Iran's development of advanced enrichment centrifuges is sensitive because, if successful, it could enable the country to produce potential nuclear bomb material at a rate several times that of the decades-old model now in use.
Western officials were not immediately available to comment on the allegation by the Washington-based Institute for Science and International Security (ISIS), which closely tracks Iran's nuclear program. There was no immediate comment from Tehran.
The think-tank, whose founder David Albright often briefs US lawmakers and others on nuclear proliferation issues, cited a finding in a new report by the International Atomic Energy Agency (IAEA) about Iran.
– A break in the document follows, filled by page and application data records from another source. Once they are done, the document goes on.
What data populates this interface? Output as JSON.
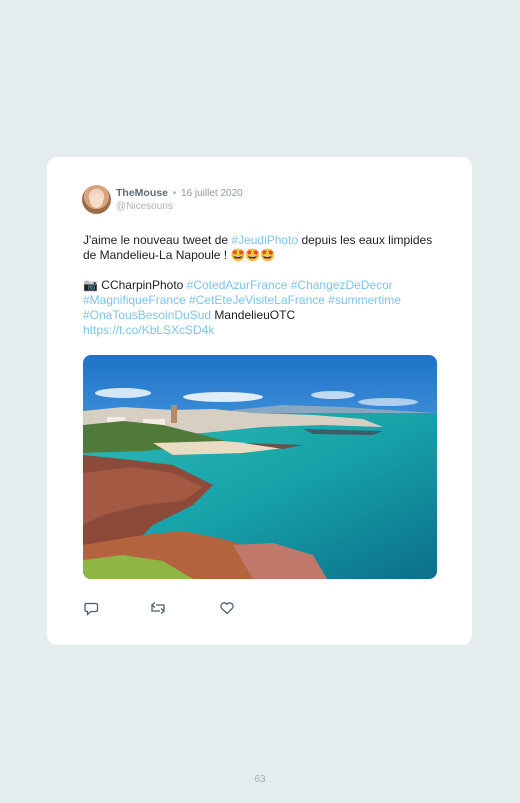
{
  "tweet": {
    "user_name": "TheMouse",
    "separator": "•",
    "date": "16 juillet 2020",
    "handle": "@Nicesouris",
    "line1_a": "J'aime le nouveau tweet de ",
    "line1_tag": "#JeudiPhoto",
    "line1_b": " depuis les eaux limpides de Mandelieu-La Napoule ! ",
    "line1_emoji": "🤩🤩🤩",
    "camera_emoji": "📷",
    "credit": " CCharpinPhoto ",
    "hashtags": [
      "#CotedAzurFrance",
      "#ChangezDeDecor",
      "#MagnifiqueFrance",
      "#CetEteJeVisiteLaFrance",
      "#summertime",
      "#OnaTousBesoinDuSud"
    ],
    "place": " MandelieuOTC",
    "link": "https://t.co/KbLSXcSD4k",
    "photo_icon": "coastline-photo"
  },
  "actions": {
    "reply_icon": "reply-icon",
    "retweet_icon": "retweet-icon",
    "like_icon": "heart-icon"
  },
  "page": {
    "number": "63"
  }
}
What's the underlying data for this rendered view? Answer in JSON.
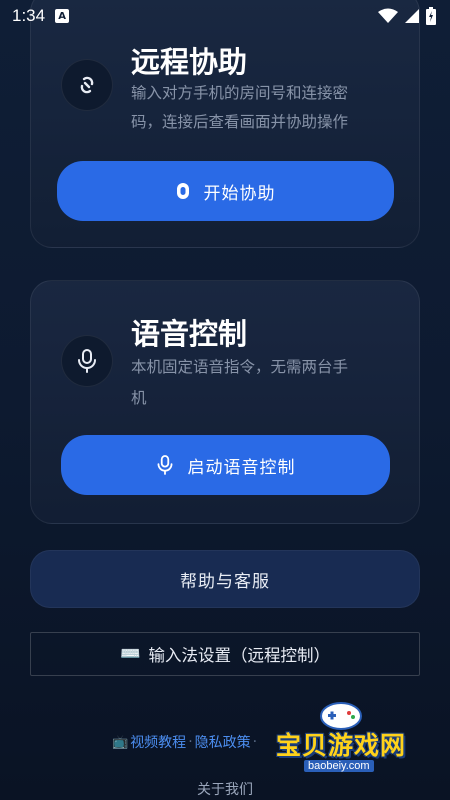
{
  "status_bar": {
    "time": "1:34",
    "notification_icon": "A"
  },
  "remote_assist": {
    "icon": "link-icon",
    "title": "远程协助",
    "desc_line1": "输入对方手机的房间号和连接密",
    "desc_line2": "码，连接后查看画面并协助操作",
    "button_label": "开始协助",
    "button_icon": "remote-icon"
  },
  "voice_control": {
    "icon": "microphone-icon",
    "title": "语音控制",
    "desc_line1": "本机固定语音指令，无需两台手",
    "desc_line2": "机",
    "button_label": "启动语音控制",
    "button_icon": "microphone-icon"
  },
  "help_button_label": "帮助与客服",
  "ime_settings": {
    "icon": "⌨️",
    "label": "输入法设置（远程控制）"
  },
  "footer_links": {
    "icon": "📺",
    "video_tutorial": "视频教程",
    "separator": "·",
    "privacy_policy": "隐私政策"
  },
  "about_label": "关于我们",
  "watermark": {
    "name": "宝贝游戏网",
    "url": "baobeiy.com"
  },
  "colors": {
    "accent": "#2a6ae6",
    "link": "#4c8ef0",
    "help_bg": "#182b52"
  }
}
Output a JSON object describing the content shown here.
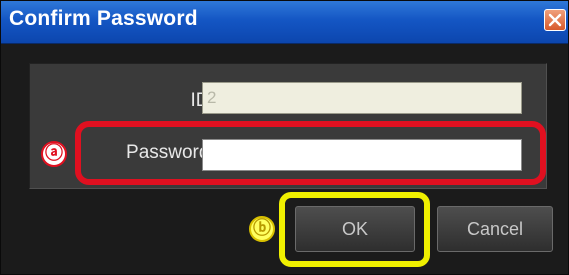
{
  "window": {
    "title": "Confirm Password",
    "close_icon": "close-icon"
  },
  "form": {
    "id_label": "ID :",
    "id_value": "2",
    "password_label": "Password :",
    "password_value": ""
  },
  "buttons": {
    "ok_label": "OK",
    "cancel_label": "Cancel"
  },
  "annotations": {
    "marker_a": "ⓐ",
    "marker_b": "ⓑ",
    "highlight_a_color": "#e01020",
    "highlight_b_color": "#f0f000"
  }
}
The confidential document, issued to IAEA member states on Friday, said Iran since the UN agency's previous report in September had "intermittently" been feeding natural uranium gas into a single so-called IR-5 centrifuge at a research facility.
The IR-5 is one of several new models that Iran has been seeking to develop to replace the erratic, 1970s vintage IR-1 centrifuge that it now uses to produce refined uranium.
But unlike other advanced models under development - IR-2m, IR-4 and IR-6 - at a research site at its Natanz enrichment plant, Iran had until now not fed the IR-5 with uranium gas.
"Iran may have violated (the interim deal) by starting to feed (natural uranium gas) into one of its advanced centrifuges, namely the IR-5 centrifuge," the think-tank said in an analysis of the IAEA report. "Under the interim deal, this centrifuge should not have been fed with (gas) as reported in this safeguards report."
But the Washington-based Arms Control Association said it did not believe it violated the deal. "The latest IAEA report says clearly that no enriched uranium is being withdrawn from the machine," the research and advocacy group said in an email.
Iran says it produces low-enriched uranium to make fuel for nuclear power plants. But if processed much further, refined uranium could be turned into the explosive core of a bomb, which the West fears may be the country's latent goal.
Tehran denies looking to build nuclear weapons.
Under last year's deal with the United States, Russia, China, France, Germany and Britain, Iran can continue its "current enrichment R&D (research and development) practices", language that implies it should not expand them.
The text of the publicly released agreement did not elaborate on this point, potentially leaving it open for interpretation.
It was one of the thorniest issues to resolve in the negotiations on the temporary accord, which was designed to buy time for talks on a permanent settlement by a November 24 deadline. It is expected to be a key issue also in any long-term deal.